This is the manner in which we remember the expense that He went to bring us home. This is the Lord’s Table. The Bread is the reminder of His body that He came in to bear our punishment. Listen to Isaiah.
Surely He has borne our griefs, And carried our sorrows;
Yet we esteemed Him stricken, Smitten by God, and afflicted.
5 But He was wounded for our transgressions, He was bruised for our iniquities;
The chastisement for our peace was upon Him, And by His stripes we are healed.
6 All we like sheep have gone astray; We have turned, every one, to his own way;
And the LORD has laid on Him the iniquity of us all.
7 He was oppressed and He was afflicted, Yet He opened not His mouth;
He was led as a lamb to the slaughter, And as a sheep before its shearers is silent, So He opened not His mouth.
8 He was taken from prison and from judgment, And who will declare His generation? For He was cut off from the land of the living;
For the transgressions of My people He was stricken. 9 And they made His grave with the wicked— But with the rich at His death,
Because He had done no violence, Nor was any deceit in His mouth.
10 Yet it pleased the LORD to bruise Him; He has put Him to grief.
When You make His soul an offering for sin, He shall see His seed, He shall prolong His days, And the pleasure of the LORD shall prosper in His hand.
11 He shall see the labor of His soul, and be satisfied. By His knowledge My righteous Servant shall justify many, For He shall bear their iniquities.
Let’s remember together.
This cup can also remind us of the cup of wrath that He drank so we can drink from the cup of joy, and know that all that Father has also belongs to us, we have been made partakers of His inheritance.
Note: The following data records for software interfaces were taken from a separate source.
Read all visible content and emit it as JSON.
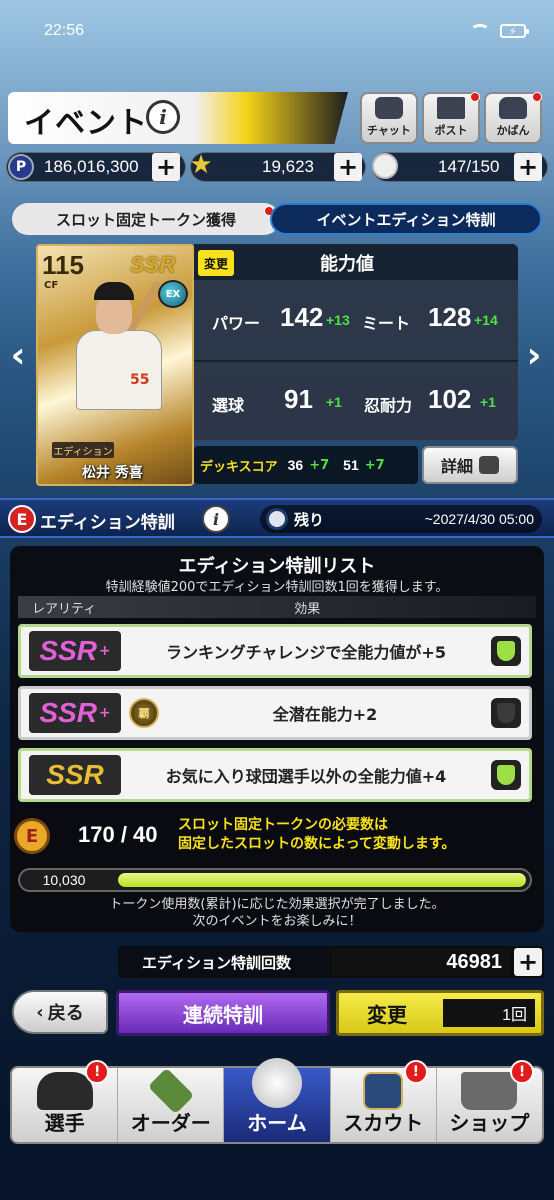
{
  "status_bar": {
    "time": "22:56"
  },
  "header": {
    "title": "イベント",
    "buttons": [
      {
        "label": "チャット",
        "icon": "chat-icon"
      },
      {
        "label": "ポスト",
        "icon": "mail-icon"
      },
      {
        "label": "かばん",
        "icon": "bag-icon"
      }
    ]
  },
  "currencies": {
    "p_points": {
      "icon_label": "P",
      "value": "186,016,300"
    },
    "stars": {
      "value": "19,623"
    },
    "balls": {
      "value": "147/150"
    }
  },
  "tabs": [
    {
      "label": "スロット固定トークン獲得"
    },
    {
      "label": "イベントエディション特訓"
    }
  ],
  "card": {
    "rating": "115",
    "position": "CF",
    "rarity": "SSR",
    "edition_label": "エディション",
    "name": "松井 秀喜",
    "badge": "EX"
  },
  "stats": {
    "change_label": "変更",
    "title": "能力値",
    "rows": [
      {
        "label": "パワー",
        "value": "142",
        "plus": "+13"
      },
      {
        "label": "ミート",
        "value": "128",
        "plus": "+14"
      },
      {
        "label": "選球",
        "value": "91",
        "plus": "+1"
      },
      {
        "label": "忍耐力",
        "value": "102",
        "plus": "+1"
      }
    ]
  },
  "deck_score": {
    "label": "デッキスコア",
    "v1": "36",
    "p1": "+7",
    "v2": "51",
    "p2": "+7"
  },
  "detail_button": "詳細",
  "edition": {
    "icon": "E",
    "title": "エディション特訓",
    "remain_label": "残り",
    "remain_date": "~2027/4/30 05:00"
  },
  "list": {
    "title": "エディション特訓リスト",
    "subtitle": "特訓経験値200でエディション特訓回数1回を獲得します。",
    "col_rarity": "レアリティ",
    "col_effect": "効果",
    "rows": [
      {
        "rarity": "SSR",
        "plus": "+",
        "effect": "ランキングチャレンジで全能力値が+5",
        "active": true
      },
      {
        "rarity": "SSR",
        "plus": "+",
        "medal": "覇",
        "effect": "全潜在能力+2",
        "active": false
      },
      {
        "rarity": "SSR",
        "plus": "",
        "effect": "お気に入り球団選手以外の全能力値+4",
        "active": true
      }
    ]
  },
  "token": {
    "icon": "E",
    "count": "170 / 40",
    "note_line1": "スロット固定トークンの必要数は",
    "note_line2": "固定したスロットの数によって変動します。"
  },
  "progress": {
    "label": "10,030",
    "fraction": 1.0
  },
  "done_message": {
    "line1": "トークン使用数(累計)に応じた効果選択が完了しました。",
    "line2": "次のイベントをお楽しみに！"
  },
  "training_count": {
    "label": "エディション特訓回数",
    "value": "46981"
  },
  "actions": {
    "back": "戻る",
    "continuous": "連続特訓",
    "change": "変更",
    "change_count": "1回"
  },
  "nav": [
    {
      "label": "選手",
      "icon": "cap-icon",
      "badge": "!"
    },
    {
      "label": "オーダー",
      "icon": "field-icon"
    },
    {
      "label": "ホーム",
      "icon": "baseball-icon",
      "active": true
    },
    {
      "label": "スカウト",
      "icon": "cards-icon",
      "badge": "!"
    },
    {
      "label": "ショップ",
      "icon": "cart-icon",
      "badge": "!"
    }
  ]
}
Listen to Romans 8:14 ff. For as many as are led by the Spirit of God, these are sons of God. 15 For you did not receive the spirit of bondage again to
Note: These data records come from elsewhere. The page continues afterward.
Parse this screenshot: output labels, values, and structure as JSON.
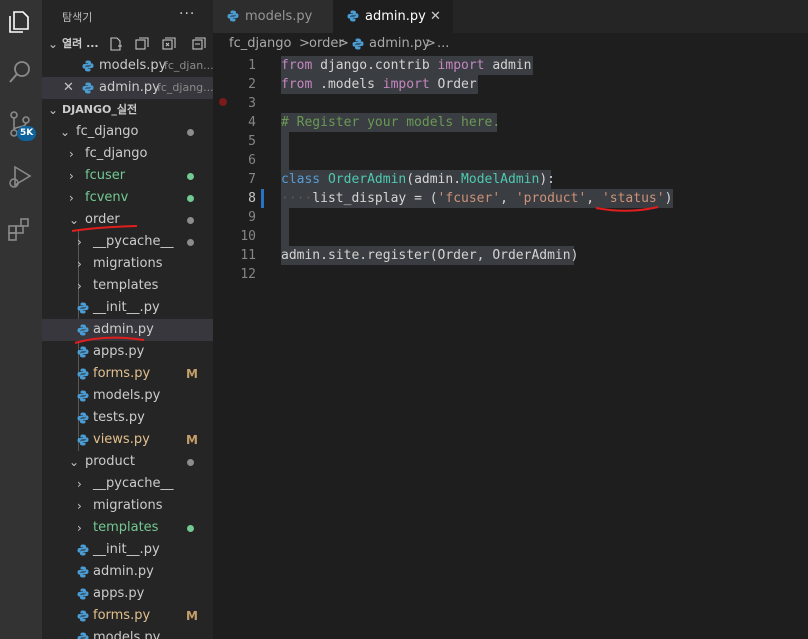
{
  "colors": {
    "green": "#73c991",
    "yellow": "#e2c08d",
    "gray": "#8c8c8c",
    "annotation_red": "#e01e1e",
    "python_blue": "#4b9cd3"
  },
  "activity_bar": {
    "icons": [
      "explorer-icon",
      "search-icon",
      "source-control-icon",
      "run-debug-icon",
      "extensions-icon"
    ],
    "scm_badge": "5K"
  },
  "sidebar": {
    "title": "탐색기",
    "more": "···",
    "open_editors": {
      "label": "열려 ...",
      "items": [
        {
          "name": "models.py",
          "desc": "fc_djan..."
        },
        {
          "name": "admin.py",
          "desc": "fc_djang..."
        }
      ]
    },
    "project": {
      "label": "DJANGO_실전",
      "rows": [
        {
          "label": "fc_django",
          "status": "gray"
        },
        {
          "label": "fc_django",
          "status": ""
        },
        {
          "label": "fcuser",
          "status": "green"
        },
        {
          "label": "fcvenv",
          "status": "green"
        },
        {
          "label": "order",
          "status": "gray"
        },
        {
          "label": "__pycache__",
          "status": "gray"
        },
        {
          "label": "migrations",
          "status": ""
        },
        {
          "label": "templates",
          "status": ""
        },
        {
          "label": "__init__.py",
          "status": ""
        },
        {
          "label": "admin.py",
          "status": ""
        },
        {
          "label": "apps.py",
          "status": ""
        },
        {
          "label": "forms.py",
          "status": "M"
        },
        {
          "label": "models.py",
          "status": ""
        },
        {
          "label": "tests.py",
          "status": ""
        },
        {
          "label": "views.py",
          "status": "M"
        },
        {
          "label": "product",
          "status": "gray"
        },
        {
          "label": "__pycache__",
          "status": ""
        },
        {
          "label": "migrations",
          "status": ""
        },
        {
          "label": "templates",
          "status": "green"
        },
        {
          "label": "__init__.py",
          "status": ""
        },
        {
          "label": "admin.py",
          "status": ""
        },
        {
          "label": "apps.py",
          "status": ""
        },
        {
          "label": "forms.py",
          "status": "M"
        },
        {
          "label": "models.py",
          "status": ""
        }
      ]
    }
  },
  "tabs": [
    {
      "label": "models.py"
    },
    {
      "label": "admin.py",
      "close": "✕"
    }
  ],
  "breadcrumb": [
    "fc_django",
    ">",
    "order",
    ">",
    "admin.py",
    ">",
    "..."
  ],
  "editor": {
    "line_numbers": [
      "1",
      "2",
      "3",
      "4",
      "5",
      "6",
      "7",
      "8",
      "9",
      "10",
      "11",
      "12"
    ],
    "lines": [
      [
        [
          "kw",
          "from"
        ],
        [
          "",
          " django.contrib "
        ],
        [
          "kw",
          "import"
        ],
        [
          "",
          " admin "
        ]
      ],
      [
        [
          "kw",
          "from"
        ],
        [
          "",
          " .models "
        ],
        [
          "kw",
          "import"
        ],
        [
          "",
          " Order "
        ]
      ],
      [],
      [
        [
          "com",
          "# Register your models here."
        ]
      ],
      [],
      [],
      [
        [
          "kwb",
          "class"
        ],
        [
          "",
          " "
        ],
        [
          "cls",
          "OrderAdmin"
        ],
        [
          "",
          "(admin."
        ],
        [
          "cls",
          "ModelAdmin"
        ],
        [
          "",
          "):"
        ]
      ],
      [
        [
          "ws",
          "····"
        ],
        [
          "",
          "list_display "
        ],
        [
          "",
          "="
        ],
        [
          "",
          " ("
        ],
        [
          "str",
          "'fcuser'"
        ],
        [
          "",
          ", "
        ],
        [
          "str",
          "'product'"
        ],
        [
          "",
          ", "
        ],
        [
          "str",
          "'status'"
        ],
        [
          "",
          ")"
        ]
      ],
      [],
      [],
      [
        [
          "",
          "admin.site.register(Order, OrderAdmin)"
        ]
      ],
      []
    ]
  }
}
fear, but you received the Spirit of adoption by whom we cry out, "Abba, Father." 16 The Spirit Himself bears witness with our spirit that we are children of God, 17 and if children, then heirs—heirs of God and joint heirs with Christ, if indeed we suffer with Him, that we may also be glorified together.
Peter adds, "Blessed be the God and Father of our Lord Jesus Christ, who according to His abundant mercy has begotten us again to a living hope through the resurrection of Jesus Christ from the dead, 4 to an inheritance incorruptible and undefiled and that does not fade away, reserved in heaven for you,"
Jesus paid it all (last Verse)
Read other thoughtful writings by Pastor Gary Buchman